══ RECORDS SHOWN ══
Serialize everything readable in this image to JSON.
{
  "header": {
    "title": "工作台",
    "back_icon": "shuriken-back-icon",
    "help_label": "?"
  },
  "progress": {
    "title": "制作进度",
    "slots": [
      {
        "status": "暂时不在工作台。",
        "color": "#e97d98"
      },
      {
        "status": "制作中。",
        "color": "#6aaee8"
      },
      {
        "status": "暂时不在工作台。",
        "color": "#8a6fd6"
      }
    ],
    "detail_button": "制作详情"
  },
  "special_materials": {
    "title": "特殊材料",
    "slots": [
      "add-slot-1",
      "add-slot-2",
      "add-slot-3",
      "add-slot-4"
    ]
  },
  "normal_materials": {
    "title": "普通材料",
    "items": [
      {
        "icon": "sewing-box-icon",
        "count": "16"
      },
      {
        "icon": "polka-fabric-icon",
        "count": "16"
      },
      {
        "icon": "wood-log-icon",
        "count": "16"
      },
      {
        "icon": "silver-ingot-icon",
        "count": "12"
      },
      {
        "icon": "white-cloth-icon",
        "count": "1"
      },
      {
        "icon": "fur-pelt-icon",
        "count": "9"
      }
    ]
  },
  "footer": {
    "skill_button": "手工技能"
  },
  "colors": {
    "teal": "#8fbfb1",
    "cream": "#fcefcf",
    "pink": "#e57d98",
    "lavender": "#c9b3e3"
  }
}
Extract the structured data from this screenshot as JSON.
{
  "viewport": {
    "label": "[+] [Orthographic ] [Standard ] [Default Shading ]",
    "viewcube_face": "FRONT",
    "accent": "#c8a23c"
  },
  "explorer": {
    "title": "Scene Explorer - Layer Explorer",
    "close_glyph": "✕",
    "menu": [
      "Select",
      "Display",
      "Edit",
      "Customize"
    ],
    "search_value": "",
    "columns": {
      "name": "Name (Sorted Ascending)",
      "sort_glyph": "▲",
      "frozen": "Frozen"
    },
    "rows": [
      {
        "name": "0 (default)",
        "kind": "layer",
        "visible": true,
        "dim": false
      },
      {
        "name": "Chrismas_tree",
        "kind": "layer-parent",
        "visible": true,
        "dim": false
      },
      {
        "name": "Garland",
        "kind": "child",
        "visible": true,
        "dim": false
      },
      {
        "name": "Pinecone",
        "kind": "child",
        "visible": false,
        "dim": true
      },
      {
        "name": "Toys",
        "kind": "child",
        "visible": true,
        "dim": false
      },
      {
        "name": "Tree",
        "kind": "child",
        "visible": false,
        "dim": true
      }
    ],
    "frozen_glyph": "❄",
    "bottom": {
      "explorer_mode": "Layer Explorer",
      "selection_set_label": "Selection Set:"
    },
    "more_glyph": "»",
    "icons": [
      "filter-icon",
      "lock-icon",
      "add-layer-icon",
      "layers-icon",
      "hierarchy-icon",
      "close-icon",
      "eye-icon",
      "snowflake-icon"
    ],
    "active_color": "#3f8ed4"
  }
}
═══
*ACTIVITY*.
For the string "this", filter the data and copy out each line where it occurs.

*EXERCISE RESPONSE*.
Serialize everything readable in this image to JSON.
Extract the structured data from this screenshot as JSON.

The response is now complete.